Marijuana still a drug with no accepted medical use, court says


WASHINGTON — Marijuana will continue to be considered a highly dangerous drug under federal law with no accepted medical uses, after a U.S. appeals court Tuesday refused to order a change in the government’s 40-year-old drug classification schedule.

The decision keeps in place an odd legal split over marijuana, a drug deemed to be as dangerous as heroin and worse than methamphetamine by federal authorities, but one that has been legalized for medical use by voters or legislators in 20 states and the District of Columbia.

A marijuana advocacy group went to court, arguing that federal officials had a duty to reexamine the medical evidence and reclassify marijuana as a drug that has clear benefits for those who are suffering and in pain. Joe Elford, counsel for Americans for Safe Access, said federal drug officials had a bias against marijuana that caused them to ignore its benefits and to exaggerate its dangers.

But three judges said they had a duty to defer to the judgment of federal health experts who had concluded they needed more evidence before reclassifying marijuana.

“To establish accepted medical use, the effectiveness of a drug must be established in well-controlled, well-designed, well-conducted and well-documented scientific studies [with] a large number of patients.
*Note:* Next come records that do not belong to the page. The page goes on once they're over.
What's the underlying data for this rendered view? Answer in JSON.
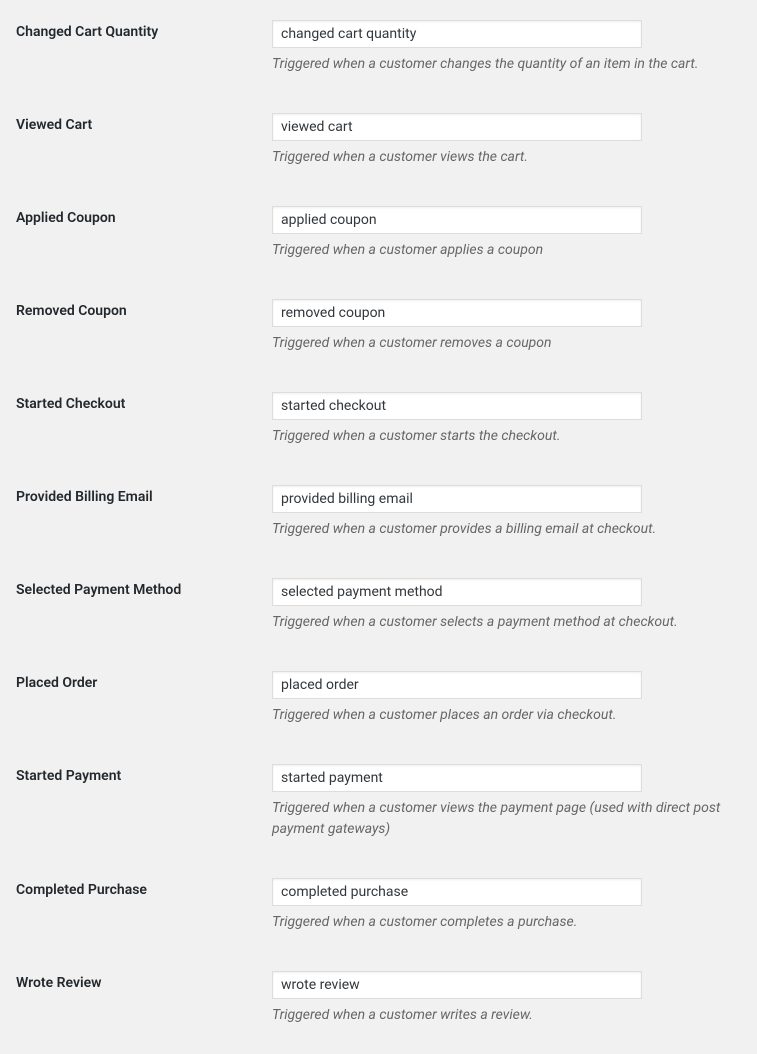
{
  "fields": [
    {
      "label": "Changed Cart Quantity",
      "value": "changed cart quantity",
      "description": "Triggered when a customer changes the quantity of an item in the cart.",
      "name": "changed-cart-quantity"
    },
    {
      "label": "Viewed Cart",
      "value": "viewed cart",
      "description": "Triggered when a customer views the cart.",
      "name": "viewed-cart"
    },
    {
      "label": "Applied Coupon",
      "value": "applied coupon",
      "description": "Triggered when a customer applies a coupon",
      "name": "applied-coupon"
    },
    {
      "label": "Removed Coupon",
      "value": "removed coupon",
      "description": "Triggered when a customer removes a coupon",
      "name": "removed-coupon"
    },
    {
      "label": "Started Checkout",
      "value": "started checkout",
      "description": "Triggered when a customer starts the checkout.",
      "name": "started-checkout"
    },
    {
      "label": "Provided Billing Email",
      "value": "provided billing email",
      "description": "Triggered when a customer provides a billing email at checkout.",
      "name": "provided-billing-email"
    },
    {
      "label": "Selected Payment Method",
      "value": "selected payment method",
      "description": "Triggered when a customer selects a payment method at checkout.",
      "name": "selected-payment-method"
    },
    {
      "label": "Placed Order",
      "value": "placed order",
      "description": "Triggered when a customer places an order via checkout.",
      "name": "placed-order"
    },
    {
      "label": "Started Payment",
      "value": "started payment",
      "description": "Triggered when a customer views the payment page (used with direct post payment gateways)",
      "name": "started-payment"
    },
    {
      "label": "Completed Purchase",
      "value": "completed purchase",
      "description": "Triggered when a customer completes a purchase.",
      "name": "completed-purchase"
    },
    {
      "label": "Wrote Review",
      "value": "wrote review",
      "description": "Triggered when a customer writes a review.",
      "name": "wrote-review"
    }
  ]
}
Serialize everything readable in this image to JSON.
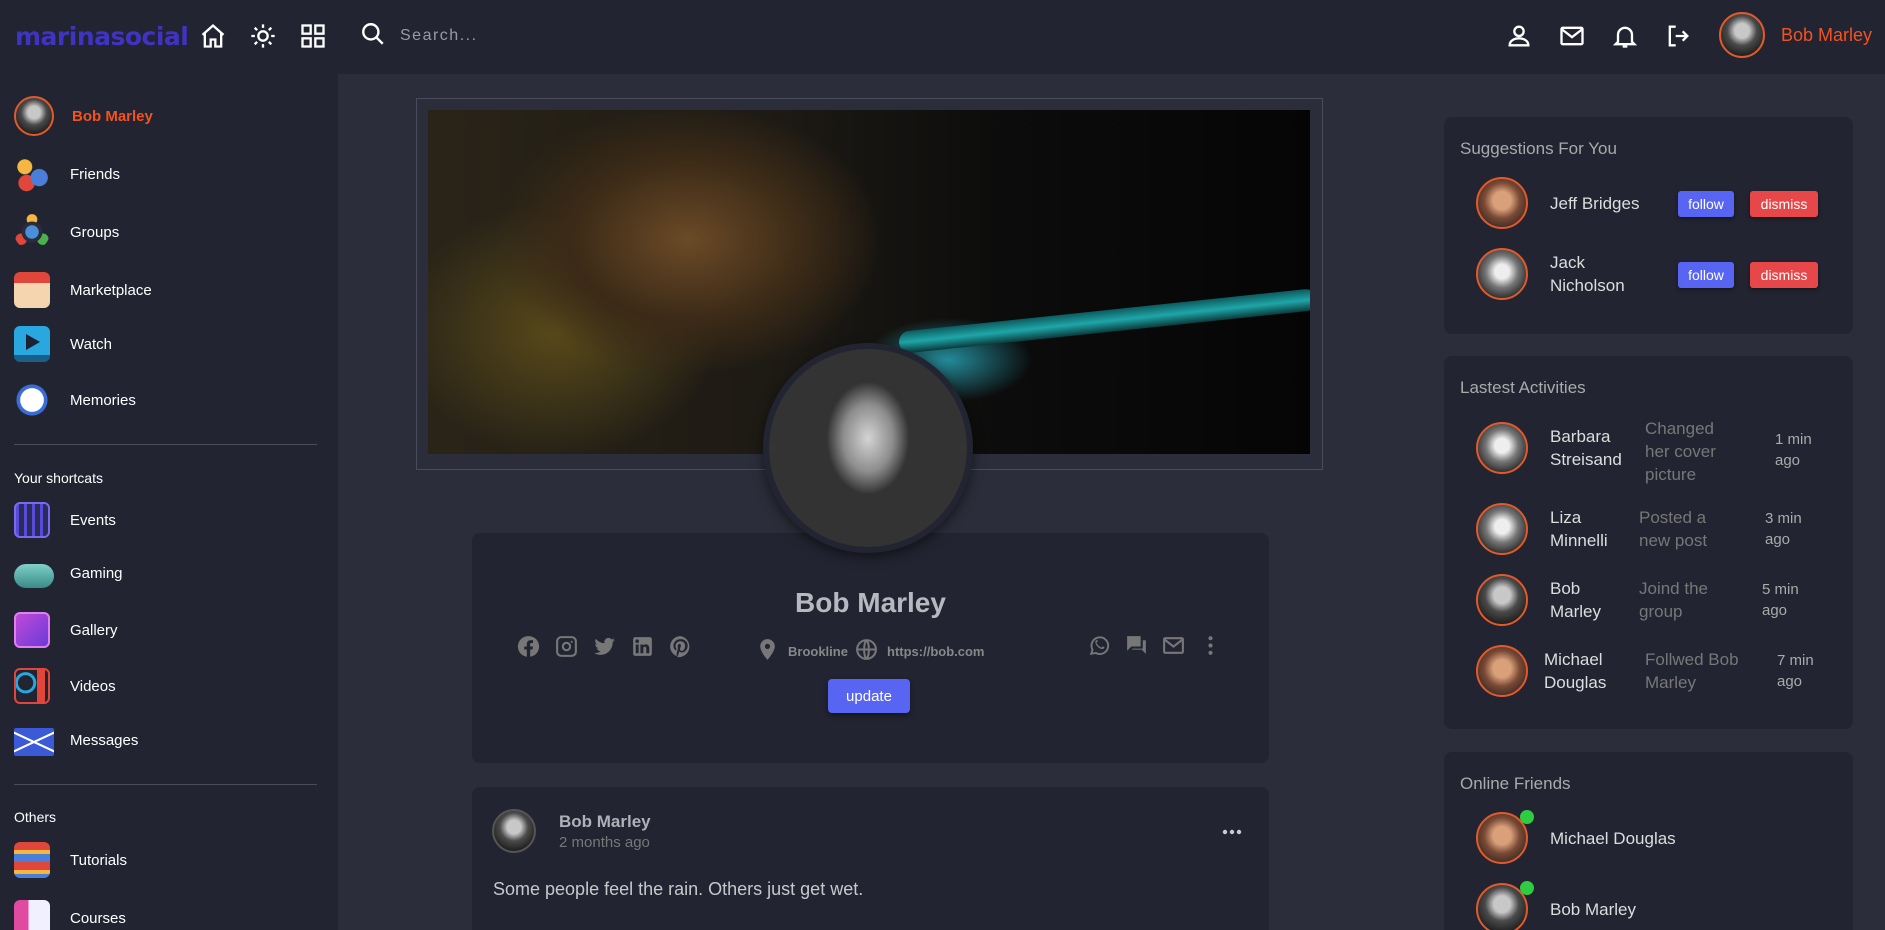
{
  "navbar": {
    "logo": "marinasocial",
    "search_placeholder": "Search...",
    "user_name": "Bob Marley",
    "icons": [
      "home-icon",
      "brightness-icon",
      "apps-grid-icon",
      "search-icon",
      "person-icon",
      "mail-icon",
      "bell-icon",
      "logout-icon"
    ]
  },
  "sidebar": {
    "user_name": "Bob Marley",
    "main_items": [
      {
        "label": "Friends",
        "icon": "friends-icon"
      },
      {
        "label": "Groups",
        "icon": "groups-icon"
      },
      {
        "label": "Marketplace",
        "icon": "marketplace-icon"
      },
      {
        "label": "Watch",
        "icon": "watch-icon"
      },
      {
        "label": "Memories",
        "icon": "memories-icon"
      }
    ],
    "shortcuts_heading": "Your shortcats",
    "shortcuts": [
      {
        "label": "Events",
        "icon": "events-icon"
      },
      {
        "label": "Gaming",
        "icon": "gaming-icon"
      },
      {
        "label": "Gallery",
        "icon": "gallery-icon"
      },
      {
        "label": "Videos",
        "icon": "videos-icon"
      },
      {
        "label": "Messages",
        "icon": "messages-icon"
      }
    ],
    "others_heading": "Others",
    "others": [
      {
        "label": "Tutorials",
        "icon": "tutorials-icon"
      },
      {
        "label": "Courses",
        "icon": "courses-icon"
      }
    ]
  },
  "profile": {
    "name": "Bob Marley",
    "location": "Brookline",
    "website": "https://bob.com",
    "update_label": "update"
  },
  "post": {
    "author": "Bob Marley",
    "time": "2 months ago",
    "text": "Some people feel the rain. Others just get wet."
  },
  "suggestions": {
    "title": "Suggestions For You",
    "follow_label": "follow",
    "dismiss_label": "dismiss",
    "items": [
      {
        "name": "Jeff Bridges"
      },
      {
        "name": "Jack Nicholson"
      }
    ]
  },
  "activities": {
    "title": "Lastest Activities",
    "items": [
      {
        "name": "Barbara Streisand",
        "desc": "Changed her cover picture",
        "time": "1 min ago"
      },
      {
        "name": "Liza Minnelli",
        "desc": "Posted a new post",
        "time": "3 min ago"
      },
      {
        "name": "Bob Marley",
        "desc": "Joind the group",
        "time": "5 min ago"
      },
      {
        "name": "Michael Douglas",
        "desc": "Follwed Bob Marley",
        "time": "7 min ago"
      }
    ]
  },
  "online_friends": {
    "title": "Online Friends",
    "items": [
      {
        "name": "Michael Douglas"
      },
      {
        "name": "Bob Marley"
      }
    ]
  },
  "colors": {
    "background": "#2b2d3a",
    "panel": "#222431",
    "accent_orange": "#f4521f",
    "logo_blue": "#3f34c2",
    "button_blue": "#5865f2",
    "button_red": "#e8474a",
    "online_green": "#2ecc40"
  }
}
To date, such studies have not been performed,” the Drug Enforcement Administration said in defense of its decision. The passage was quoted in Tuesday’s opinion.
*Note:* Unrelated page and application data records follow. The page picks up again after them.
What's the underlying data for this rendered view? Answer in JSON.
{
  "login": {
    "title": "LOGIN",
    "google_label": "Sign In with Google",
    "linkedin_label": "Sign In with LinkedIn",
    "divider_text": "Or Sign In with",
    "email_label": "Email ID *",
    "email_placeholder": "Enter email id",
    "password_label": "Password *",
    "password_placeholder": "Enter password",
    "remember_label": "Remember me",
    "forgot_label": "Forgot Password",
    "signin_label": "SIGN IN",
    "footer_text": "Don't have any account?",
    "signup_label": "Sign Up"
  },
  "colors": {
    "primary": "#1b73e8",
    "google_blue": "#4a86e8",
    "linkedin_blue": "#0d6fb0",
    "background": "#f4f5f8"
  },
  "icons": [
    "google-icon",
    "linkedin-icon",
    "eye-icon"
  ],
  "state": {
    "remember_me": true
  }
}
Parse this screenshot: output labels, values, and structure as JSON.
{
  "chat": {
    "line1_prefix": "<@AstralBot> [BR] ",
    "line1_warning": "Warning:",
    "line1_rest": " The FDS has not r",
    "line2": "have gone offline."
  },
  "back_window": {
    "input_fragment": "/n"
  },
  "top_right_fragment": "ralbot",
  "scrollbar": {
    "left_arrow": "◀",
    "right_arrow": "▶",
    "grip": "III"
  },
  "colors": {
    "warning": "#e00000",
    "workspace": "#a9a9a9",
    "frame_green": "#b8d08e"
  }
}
Judge Harry Edwards, writing for the Court of Appeals for the District of Columbia, said the judges did not dispute that “marijuana could have some medical benefits.” Instead, he said, they were not willing to overrule the DEA because they had not seen large “well-controlled studies” that proved the medical value of marijuana.

“We’re disappointed, but not surprised,” said Steph Sherer, executive director of Americans for Safe Access. She said more than 1 million patients used marijuana as medicine across the nation.

She said the group would appeal to the Supreme Court. “We are also turning our attention to Congress. It is time we had a conversation about marijuana at the federal level,” she said.

In December, President Obama and Sen. Patrick J. Leahy (D-Vt.), chairman of the Senate Judiciary Committee, said they were prepared to reconsider federal law that makes possession of small amounts of marijuana a crime. They were reacting to voters in Colorado and Washington who opted to permit recreational users to have an ounce of marijuana at home.

“So, what we’re going to need to have is a conversation about how do you reconcile a federal law that still says marijuana is a federal offense and state laws that it’s legal,” Obama told ABC News.

Leahy said he would consider legislative proposals that could relax federal enforcement against small amounts of marijuana.